5

I've run sp_blitz (version 45) on our test database server. It complains about

Database [MDS] has TORN_PAGE_DETECTION for page verification. SQL Server may have a harder time recognizing and recovering from storage corruption. Consider using CHECKSUM instead.

But this is a database from Microsoft.
Is it wise to change the Page Verification to CheckSum?

Or should we wait for Microsoft to release a new version of MDS?

  • @Brent: well, it's more a question on what to do on databases that Microsoft provide. Should you expect your ISV to use and follow their own best practice? Or do you fix it yourself and hope the best? – Henrik Staun Poulsen Jan 8 '16 at 13:37
  • There's two ways ISVs handle this: either they give you the ability to do it, and expect you to, OR they give you a locked-down database and don't allow you to change anything lest you lose support. They both have their own pros and cons. I blogged about it here: brentozar.com/archive/2014/12/whos-allowed-add-indexes-isv-apps – Brent Ozar Jan 8 '16 at 13:42
11

I would suggest you follow what the sp_blitz recommended. You can change the option to CHEKSUM. Checksum might be able to detect more problem that torn_page.

Torn page allows you to detect whether page was successfully written to disk or not. It would not check what is inconsistency inside the page. While checksum performs more thorough checks. Having said all this you must know there is no replacement of good backup and you must (if possible) run dbcc checkdb every day.

What Paul said, quoting from This SQLServercentral link
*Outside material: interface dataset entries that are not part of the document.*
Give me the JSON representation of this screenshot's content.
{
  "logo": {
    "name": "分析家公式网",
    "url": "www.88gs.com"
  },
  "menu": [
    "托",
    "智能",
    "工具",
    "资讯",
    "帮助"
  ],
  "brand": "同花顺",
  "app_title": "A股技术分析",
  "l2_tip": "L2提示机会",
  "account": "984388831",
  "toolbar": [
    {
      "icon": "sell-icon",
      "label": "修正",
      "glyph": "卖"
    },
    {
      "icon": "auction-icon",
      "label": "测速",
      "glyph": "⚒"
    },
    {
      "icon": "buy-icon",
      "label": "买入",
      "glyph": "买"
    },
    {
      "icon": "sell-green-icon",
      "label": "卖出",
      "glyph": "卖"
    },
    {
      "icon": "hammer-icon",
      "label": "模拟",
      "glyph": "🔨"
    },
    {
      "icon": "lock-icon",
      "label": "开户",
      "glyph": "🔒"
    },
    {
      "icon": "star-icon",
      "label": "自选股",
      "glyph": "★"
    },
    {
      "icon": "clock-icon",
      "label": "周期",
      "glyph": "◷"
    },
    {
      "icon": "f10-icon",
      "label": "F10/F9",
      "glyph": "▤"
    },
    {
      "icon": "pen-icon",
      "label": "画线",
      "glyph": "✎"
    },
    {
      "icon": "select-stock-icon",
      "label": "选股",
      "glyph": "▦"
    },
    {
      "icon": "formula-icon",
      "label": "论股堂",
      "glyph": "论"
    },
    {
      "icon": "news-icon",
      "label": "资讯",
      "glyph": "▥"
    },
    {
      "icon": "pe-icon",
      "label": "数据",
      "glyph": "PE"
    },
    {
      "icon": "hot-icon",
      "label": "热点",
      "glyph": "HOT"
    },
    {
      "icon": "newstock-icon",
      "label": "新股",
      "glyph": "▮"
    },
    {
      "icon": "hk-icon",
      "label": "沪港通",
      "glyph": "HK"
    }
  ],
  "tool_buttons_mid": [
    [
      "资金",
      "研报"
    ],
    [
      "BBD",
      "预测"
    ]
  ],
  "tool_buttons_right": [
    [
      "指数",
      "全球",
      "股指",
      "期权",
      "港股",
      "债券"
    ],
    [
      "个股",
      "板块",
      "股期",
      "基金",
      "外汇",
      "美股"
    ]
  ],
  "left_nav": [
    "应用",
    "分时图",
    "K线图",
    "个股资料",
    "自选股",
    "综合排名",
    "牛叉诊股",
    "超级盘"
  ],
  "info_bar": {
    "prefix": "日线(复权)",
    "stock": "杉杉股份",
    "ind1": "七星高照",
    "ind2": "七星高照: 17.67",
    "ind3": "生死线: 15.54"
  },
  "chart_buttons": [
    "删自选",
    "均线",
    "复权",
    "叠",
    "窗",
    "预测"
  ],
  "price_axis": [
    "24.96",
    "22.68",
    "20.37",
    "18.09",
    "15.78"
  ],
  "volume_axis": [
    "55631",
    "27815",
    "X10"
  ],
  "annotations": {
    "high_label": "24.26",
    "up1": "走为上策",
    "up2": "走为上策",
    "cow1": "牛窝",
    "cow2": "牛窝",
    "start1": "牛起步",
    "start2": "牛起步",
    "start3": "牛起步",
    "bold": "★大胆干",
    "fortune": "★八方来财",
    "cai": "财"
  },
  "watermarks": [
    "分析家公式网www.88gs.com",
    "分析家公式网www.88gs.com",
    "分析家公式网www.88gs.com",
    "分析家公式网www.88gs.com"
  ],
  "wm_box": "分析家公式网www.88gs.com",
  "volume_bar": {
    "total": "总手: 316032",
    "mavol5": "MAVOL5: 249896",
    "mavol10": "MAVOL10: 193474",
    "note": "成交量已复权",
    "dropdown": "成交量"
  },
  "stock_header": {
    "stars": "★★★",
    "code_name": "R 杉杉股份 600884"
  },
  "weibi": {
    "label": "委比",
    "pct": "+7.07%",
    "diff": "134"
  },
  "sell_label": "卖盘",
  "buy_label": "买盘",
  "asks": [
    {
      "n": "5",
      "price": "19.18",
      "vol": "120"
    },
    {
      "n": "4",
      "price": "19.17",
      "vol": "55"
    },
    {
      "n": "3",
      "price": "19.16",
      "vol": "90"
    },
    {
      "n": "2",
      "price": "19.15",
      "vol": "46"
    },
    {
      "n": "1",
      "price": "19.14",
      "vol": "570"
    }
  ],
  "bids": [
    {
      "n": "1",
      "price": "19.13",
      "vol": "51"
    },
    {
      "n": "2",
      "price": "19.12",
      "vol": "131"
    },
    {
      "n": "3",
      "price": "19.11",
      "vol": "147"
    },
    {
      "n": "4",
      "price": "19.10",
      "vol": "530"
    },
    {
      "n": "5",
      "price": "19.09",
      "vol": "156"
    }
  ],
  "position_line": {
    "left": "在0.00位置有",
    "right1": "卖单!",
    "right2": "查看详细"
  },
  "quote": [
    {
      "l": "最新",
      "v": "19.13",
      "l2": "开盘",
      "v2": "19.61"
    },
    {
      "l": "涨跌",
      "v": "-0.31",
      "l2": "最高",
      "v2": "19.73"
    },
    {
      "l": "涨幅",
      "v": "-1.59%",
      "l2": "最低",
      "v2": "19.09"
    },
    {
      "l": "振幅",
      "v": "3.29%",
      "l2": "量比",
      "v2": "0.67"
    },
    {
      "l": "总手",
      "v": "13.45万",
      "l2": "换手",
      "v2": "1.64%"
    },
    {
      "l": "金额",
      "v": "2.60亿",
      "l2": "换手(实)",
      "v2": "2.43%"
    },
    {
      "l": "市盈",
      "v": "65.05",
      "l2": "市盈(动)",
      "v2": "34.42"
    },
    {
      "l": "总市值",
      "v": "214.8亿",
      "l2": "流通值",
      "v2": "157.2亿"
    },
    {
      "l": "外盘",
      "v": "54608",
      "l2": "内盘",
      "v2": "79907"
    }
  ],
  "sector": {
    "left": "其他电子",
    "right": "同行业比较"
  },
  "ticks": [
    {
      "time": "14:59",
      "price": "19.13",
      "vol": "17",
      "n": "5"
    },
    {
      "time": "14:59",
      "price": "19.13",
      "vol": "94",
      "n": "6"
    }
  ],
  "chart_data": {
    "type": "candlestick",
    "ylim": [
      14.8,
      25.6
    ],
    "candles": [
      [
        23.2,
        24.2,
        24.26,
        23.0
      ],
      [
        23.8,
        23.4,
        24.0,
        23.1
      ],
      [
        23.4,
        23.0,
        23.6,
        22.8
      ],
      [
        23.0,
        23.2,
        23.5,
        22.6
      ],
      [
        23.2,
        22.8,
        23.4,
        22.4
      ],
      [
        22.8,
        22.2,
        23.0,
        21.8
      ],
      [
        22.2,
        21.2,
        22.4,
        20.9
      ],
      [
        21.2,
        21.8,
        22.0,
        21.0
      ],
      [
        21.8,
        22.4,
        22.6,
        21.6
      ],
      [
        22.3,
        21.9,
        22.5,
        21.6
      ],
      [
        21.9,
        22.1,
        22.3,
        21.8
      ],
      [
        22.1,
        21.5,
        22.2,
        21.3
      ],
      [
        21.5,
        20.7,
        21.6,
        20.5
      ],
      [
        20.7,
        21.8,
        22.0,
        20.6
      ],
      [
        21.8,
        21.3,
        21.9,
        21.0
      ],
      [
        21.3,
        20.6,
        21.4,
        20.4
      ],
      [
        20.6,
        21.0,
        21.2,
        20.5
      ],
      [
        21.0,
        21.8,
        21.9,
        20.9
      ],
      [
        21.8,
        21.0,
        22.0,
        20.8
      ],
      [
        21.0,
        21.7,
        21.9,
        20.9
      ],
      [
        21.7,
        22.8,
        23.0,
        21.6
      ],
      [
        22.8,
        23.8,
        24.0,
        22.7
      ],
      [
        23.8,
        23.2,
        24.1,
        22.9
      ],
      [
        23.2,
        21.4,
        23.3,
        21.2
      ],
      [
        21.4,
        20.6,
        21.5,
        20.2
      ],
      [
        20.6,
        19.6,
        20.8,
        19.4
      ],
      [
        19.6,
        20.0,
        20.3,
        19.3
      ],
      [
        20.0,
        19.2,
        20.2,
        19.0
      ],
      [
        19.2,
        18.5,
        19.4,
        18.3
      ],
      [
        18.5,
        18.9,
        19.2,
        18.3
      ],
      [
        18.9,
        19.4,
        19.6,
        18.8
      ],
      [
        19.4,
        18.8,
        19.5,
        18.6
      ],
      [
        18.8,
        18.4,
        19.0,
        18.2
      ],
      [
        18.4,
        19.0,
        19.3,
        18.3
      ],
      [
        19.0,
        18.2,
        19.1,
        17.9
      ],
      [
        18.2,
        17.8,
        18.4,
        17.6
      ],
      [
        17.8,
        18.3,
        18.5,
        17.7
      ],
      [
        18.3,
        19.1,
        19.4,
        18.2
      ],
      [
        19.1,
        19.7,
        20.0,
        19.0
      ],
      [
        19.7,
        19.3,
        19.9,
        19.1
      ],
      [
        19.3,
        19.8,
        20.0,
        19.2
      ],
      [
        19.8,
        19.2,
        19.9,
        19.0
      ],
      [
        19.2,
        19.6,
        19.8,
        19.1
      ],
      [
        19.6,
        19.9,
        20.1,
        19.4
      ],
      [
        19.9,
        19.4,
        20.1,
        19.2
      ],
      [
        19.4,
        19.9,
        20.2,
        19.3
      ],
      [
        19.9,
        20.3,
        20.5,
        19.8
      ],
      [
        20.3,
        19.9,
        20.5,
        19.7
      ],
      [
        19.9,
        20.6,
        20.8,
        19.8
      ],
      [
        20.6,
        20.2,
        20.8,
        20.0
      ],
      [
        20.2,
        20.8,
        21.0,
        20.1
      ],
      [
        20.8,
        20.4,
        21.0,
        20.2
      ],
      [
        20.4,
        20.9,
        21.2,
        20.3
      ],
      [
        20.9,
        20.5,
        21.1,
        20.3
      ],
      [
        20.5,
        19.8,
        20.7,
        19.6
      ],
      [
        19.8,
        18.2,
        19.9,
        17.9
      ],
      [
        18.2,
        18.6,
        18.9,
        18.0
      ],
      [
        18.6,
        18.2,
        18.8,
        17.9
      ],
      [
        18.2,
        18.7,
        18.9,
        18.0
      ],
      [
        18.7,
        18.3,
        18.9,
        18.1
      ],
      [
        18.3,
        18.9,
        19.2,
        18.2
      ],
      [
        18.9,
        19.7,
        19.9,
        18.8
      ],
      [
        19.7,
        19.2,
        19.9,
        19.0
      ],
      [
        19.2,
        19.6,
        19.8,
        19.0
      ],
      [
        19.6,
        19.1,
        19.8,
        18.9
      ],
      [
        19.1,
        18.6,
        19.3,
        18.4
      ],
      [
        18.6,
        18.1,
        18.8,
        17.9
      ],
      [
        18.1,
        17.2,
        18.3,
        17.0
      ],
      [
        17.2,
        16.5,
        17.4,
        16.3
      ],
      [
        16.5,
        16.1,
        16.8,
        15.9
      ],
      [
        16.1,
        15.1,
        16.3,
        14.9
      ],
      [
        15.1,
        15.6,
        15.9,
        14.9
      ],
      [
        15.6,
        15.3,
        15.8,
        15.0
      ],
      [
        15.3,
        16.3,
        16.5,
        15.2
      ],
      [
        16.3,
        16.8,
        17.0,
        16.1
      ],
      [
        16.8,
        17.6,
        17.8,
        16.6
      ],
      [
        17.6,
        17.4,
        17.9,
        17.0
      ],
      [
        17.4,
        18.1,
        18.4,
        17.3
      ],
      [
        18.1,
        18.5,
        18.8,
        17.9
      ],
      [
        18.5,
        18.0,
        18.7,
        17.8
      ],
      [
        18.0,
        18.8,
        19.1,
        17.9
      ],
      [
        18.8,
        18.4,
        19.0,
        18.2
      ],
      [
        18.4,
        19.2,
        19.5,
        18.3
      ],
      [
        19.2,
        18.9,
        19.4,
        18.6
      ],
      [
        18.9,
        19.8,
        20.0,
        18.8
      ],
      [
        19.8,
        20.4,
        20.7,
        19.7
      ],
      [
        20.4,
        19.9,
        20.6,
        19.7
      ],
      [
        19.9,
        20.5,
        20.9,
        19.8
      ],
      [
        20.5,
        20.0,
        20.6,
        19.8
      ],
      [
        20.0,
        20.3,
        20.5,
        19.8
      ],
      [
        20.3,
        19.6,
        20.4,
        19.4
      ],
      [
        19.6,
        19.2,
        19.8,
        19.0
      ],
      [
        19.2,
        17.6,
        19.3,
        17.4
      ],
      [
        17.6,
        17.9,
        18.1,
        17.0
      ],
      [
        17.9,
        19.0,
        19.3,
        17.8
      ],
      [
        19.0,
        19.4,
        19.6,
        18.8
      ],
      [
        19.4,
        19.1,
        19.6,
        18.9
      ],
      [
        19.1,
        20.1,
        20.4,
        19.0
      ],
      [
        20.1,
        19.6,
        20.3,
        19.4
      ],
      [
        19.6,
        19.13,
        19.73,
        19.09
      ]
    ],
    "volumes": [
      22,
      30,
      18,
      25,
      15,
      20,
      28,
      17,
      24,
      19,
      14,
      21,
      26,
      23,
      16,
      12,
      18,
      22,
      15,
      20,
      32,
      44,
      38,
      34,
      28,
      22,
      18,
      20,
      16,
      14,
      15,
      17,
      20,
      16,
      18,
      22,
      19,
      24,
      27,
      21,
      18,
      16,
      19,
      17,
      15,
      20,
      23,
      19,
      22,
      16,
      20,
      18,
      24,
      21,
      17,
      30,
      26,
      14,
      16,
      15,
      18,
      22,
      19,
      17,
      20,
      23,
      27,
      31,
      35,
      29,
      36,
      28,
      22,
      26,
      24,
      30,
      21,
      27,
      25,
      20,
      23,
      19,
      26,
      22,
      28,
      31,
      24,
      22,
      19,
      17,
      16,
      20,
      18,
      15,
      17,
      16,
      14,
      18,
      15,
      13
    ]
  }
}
The difference is Unmeasurably small - all it's doing is grabbing the first two bits from each of the 16 sectors, storing them in the page header, and then writing an alternating bit pattern into the two bits in each sector. And the reverse when the page is read again. Almost nothing compared to what a page checksum is doing by reading the whole page and adding the contents to a 'checksum'.

However, torn-page detection does not detect corruption within sectors - only when a write fails some way through. On 2005 onwards you should always have page checksums enabled for this extra benefit - 1-2% CPU shouldn't be an issue (otherwise you've got other problems).

Some blog posts around this: How to tell if the IO subsystem is causing corruptions? and Inside The Storage Engine: Does turning on page checksums discard any torn-page protection?.

Following is what BOL document has to say

Consider the following important points when you use the PAGE_VERIFY option: • The default is CHECKSUM.

• When a user or system database is upgraded to SQL Server 2005 or a later version, the PAGE_VERIFY value (NONE or TORN_PAGE_DETECTION) is retained. We recommend that you use CHECKSUM

In earlier versions of SQL Server, the PAGE_VERIFY database option is set to NONE for the tempdb database and cannot be modified. In SQL Server 2008 and later versions, the default value for the tempdb database is CHECKSUM for new installations of SQL Server. When upgrading an installation SQL Server, the default value remains NONE. The option can be modified. We recommend that you use CHECKSUM for the tempdb database.

NOTE: If you enable page checksum it would not be enabled for entire pages of the databases. There is no process as such which puts this option for all pages. When a certain page would be read in memory, changed, and written back to disk checksum would then be enabled for that page. So you would have to perform operation like index rebuild to bring as much page as possible in memory. Paul Randal has Myth section related to Checksum please read it. Databases that are created on SQL Server 2005 and 2008 will have page checksums enabled automatically unless user changes the setting in the model database.

  • I think I will follow your recommendation as it is not unlikely that the next version of MDS will use CheckSum. I hope it does not break anything... – Henrik Staun Poulsen Jan 8 '16 at 14:32
  • No it would not break anything. That is internal feature to check consistency it has nothing related to Vendor specific thing – Shanky Jan 8 '16 at 14:40

Your Answer

By clicking “Post Your Answer”, you agree to our terms of service, privacy policy and cookie policy

Not the answer you're looking for? Browse other questions tagged or ask your own question.